TASK OBJECTIVE =
Search the entries for the word "存储介质" and return every line where it is found.

INPUT MATERIAL =
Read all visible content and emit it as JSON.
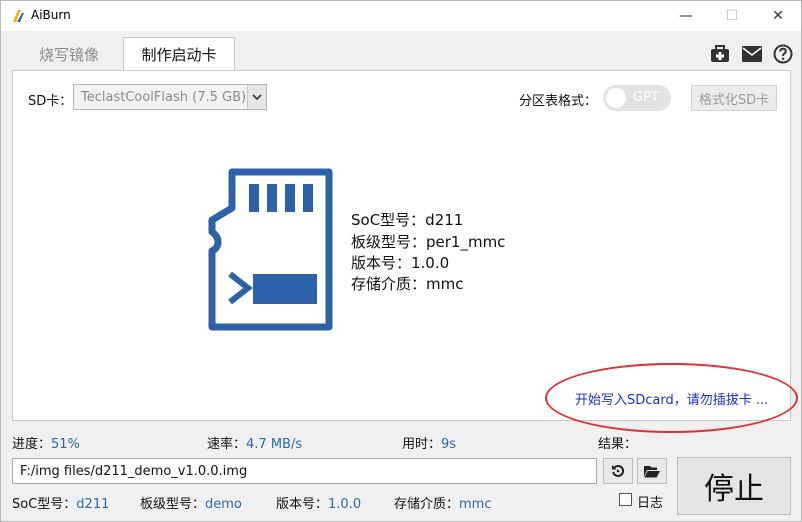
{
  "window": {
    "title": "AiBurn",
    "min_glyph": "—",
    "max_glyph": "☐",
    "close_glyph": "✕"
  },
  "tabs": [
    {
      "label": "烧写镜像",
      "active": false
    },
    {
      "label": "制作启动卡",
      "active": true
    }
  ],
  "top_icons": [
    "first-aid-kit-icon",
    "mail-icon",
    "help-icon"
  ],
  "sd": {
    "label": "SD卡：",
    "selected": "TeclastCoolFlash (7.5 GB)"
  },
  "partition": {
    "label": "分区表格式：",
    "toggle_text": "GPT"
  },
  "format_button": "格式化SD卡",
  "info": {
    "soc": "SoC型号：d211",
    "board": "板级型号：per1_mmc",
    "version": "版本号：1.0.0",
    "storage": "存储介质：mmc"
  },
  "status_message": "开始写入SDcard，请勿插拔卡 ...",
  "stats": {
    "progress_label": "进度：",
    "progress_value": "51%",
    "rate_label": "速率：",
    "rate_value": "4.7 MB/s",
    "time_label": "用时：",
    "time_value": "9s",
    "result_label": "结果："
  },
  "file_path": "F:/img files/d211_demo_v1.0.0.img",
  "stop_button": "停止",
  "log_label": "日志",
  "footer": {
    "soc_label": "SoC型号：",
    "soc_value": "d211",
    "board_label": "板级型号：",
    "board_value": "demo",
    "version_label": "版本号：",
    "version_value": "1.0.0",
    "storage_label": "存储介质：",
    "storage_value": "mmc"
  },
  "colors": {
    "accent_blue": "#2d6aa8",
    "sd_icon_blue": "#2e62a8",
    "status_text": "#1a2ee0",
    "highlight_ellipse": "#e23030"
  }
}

RESPONSE BELOW =
    "storage": "存储介质：mmc"
    "storage_label": "存储介质：",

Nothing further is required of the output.